Passport, on the other hand, set out from the get-go to offer single sign-on across organizations, Web sites, and even
The Liberty Alliance Project was initiated in September 2001 by such super heavyweights as AOL, Sun, H-P, Novell, VeriSign, Sony, General Motors, American Express, Nokia, and Fidelity Express to provide an
Microsoft Network (MSN) Messenger Connect for Enterprises is in essence a variation of the .NET Alert services. It enables companies to interact with their customers in a secure and audit trail “
Microsoft s nascent MapPoint Web Service is a good example of Web service technology in practice. It is a programmatic XML Web service for integrating maps, driving directions, distance calculations, proximity searches, and other geographic location “related intelligence into new applications.

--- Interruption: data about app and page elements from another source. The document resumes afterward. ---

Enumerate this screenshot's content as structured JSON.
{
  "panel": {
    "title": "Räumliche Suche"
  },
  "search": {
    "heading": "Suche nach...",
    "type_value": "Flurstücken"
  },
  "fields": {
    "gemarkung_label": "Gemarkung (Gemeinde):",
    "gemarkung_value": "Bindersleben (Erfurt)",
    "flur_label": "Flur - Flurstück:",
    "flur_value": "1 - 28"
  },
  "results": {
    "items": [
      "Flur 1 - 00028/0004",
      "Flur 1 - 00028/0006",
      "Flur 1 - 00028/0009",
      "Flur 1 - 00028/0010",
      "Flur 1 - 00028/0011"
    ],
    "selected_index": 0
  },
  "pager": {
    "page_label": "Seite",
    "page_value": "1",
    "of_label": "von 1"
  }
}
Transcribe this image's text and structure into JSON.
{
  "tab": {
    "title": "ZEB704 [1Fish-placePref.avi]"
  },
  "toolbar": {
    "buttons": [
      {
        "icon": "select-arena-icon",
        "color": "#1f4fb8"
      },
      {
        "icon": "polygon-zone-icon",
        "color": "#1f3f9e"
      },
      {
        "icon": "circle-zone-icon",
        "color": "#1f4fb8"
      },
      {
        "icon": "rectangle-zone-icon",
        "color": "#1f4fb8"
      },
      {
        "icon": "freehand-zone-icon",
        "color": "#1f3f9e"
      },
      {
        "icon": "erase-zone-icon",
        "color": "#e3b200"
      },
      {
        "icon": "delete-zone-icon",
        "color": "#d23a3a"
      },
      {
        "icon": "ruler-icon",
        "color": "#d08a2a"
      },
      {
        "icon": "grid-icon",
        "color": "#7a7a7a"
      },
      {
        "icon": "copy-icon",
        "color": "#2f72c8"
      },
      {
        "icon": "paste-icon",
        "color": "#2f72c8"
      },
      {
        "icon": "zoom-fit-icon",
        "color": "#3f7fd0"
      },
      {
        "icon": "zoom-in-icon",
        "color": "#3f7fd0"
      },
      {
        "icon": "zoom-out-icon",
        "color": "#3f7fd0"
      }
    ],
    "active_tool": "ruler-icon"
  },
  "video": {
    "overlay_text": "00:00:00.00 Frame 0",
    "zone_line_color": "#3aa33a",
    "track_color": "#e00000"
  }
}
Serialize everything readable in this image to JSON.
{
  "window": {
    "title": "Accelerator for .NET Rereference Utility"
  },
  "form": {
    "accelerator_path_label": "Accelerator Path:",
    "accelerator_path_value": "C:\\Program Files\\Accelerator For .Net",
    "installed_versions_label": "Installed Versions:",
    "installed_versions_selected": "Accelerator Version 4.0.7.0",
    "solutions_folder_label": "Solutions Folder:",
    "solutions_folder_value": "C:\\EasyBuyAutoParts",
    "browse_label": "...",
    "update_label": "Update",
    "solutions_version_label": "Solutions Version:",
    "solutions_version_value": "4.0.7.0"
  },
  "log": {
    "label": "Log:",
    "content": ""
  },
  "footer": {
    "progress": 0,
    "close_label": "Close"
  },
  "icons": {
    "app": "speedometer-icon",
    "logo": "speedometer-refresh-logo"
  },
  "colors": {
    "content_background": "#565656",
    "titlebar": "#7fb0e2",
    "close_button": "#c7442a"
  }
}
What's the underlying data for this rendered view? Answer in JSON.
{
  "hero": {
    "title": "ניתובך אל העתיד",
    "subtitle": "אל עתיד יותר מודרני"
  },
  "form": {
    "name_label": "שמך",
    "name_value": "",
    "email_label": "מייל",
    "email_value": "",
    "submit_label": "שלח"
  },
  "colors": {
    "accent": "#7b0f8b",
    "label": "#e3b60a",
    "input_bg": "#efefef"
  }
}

All of you are probably very familiar with the hot links to MapQuest (or equivalent) available on many Web pages when referring to a street address (e.g., a restaurant or hotel) or geographic location so that you can click on it to get a map of the area in question. MapPoint now offers this capability as a Web service, as opposed to a hot link, so that mapping services can be seamlessly integrated into new applications. This, as discussed in Chapter 1, is what Web services are all about.
The .NET Framework is now an important and strategic new integrated component within the Windows family of operating systems ”whether for servers, PC clients, mobile clients, or non-PC terminal clients running an embedded Windows OS (i.e., Windows CE 4.2 or greater). Though it is the native execution environment for XML Web services and other Web applications, it is meant to be
The .NET Framework, as illustrated in Figure 3.12, consists of two key subcomponents, namely:
The Common Language Runtime (CLR)
A unified set of class libraries referred to as the .NET Framework Class Library
Figure 3.12: The high-level architecture of the .NET Framework, per Microsoft, which is made up of the Common Language Runtime (CLR) and a .NET Framework Class Library.
CLR is a Windows-specific execution environment. You could even think of it as a virtual machine, la a Java Virtual Machine (JVM) or Java container, but in this instance for .NET applications ”including Web services. As with a VM or Java container, it provides all the common services required by .NET applications. Some of the key services provided by the CLR include language integration, security, memory allocation, process control, thread management, and unified error handling. It also provides development time services to applications being developed within the .NET Framework ”particularly to facilitate cross-language integration.
Microsoft claims that it and its vast network of partners provide .NET Framework “compliant compliers for over 20 programming languages. These languages include C, C++, C#, COBOL, Microsoft Visual BASIC, FORTRAN, RPG, Pascal, Perl, APL, Python, and Microsoft Jscript. Microsoft also claims that over 350 tools are already available from third-party
The .NET Framework Class Library includes prepackaged software components that application developers can use to expedite and simplify their software development process and cycle. Software functionality available as base class
The .NET Framework Class Library is made up of the following three key subcomponents:
ASP.NET, Active Server Pages (ASP) software functionality to facilitate the development of server-based Web applications and Web services
ADO.NET to provide XML-based database interaction, including search and translation functionality, through OLE DB, ODBC, Oracle, and Microsoft SQL Server interfaces
Windows Forms software classes, which are made available to help developers create GUIs for smart clients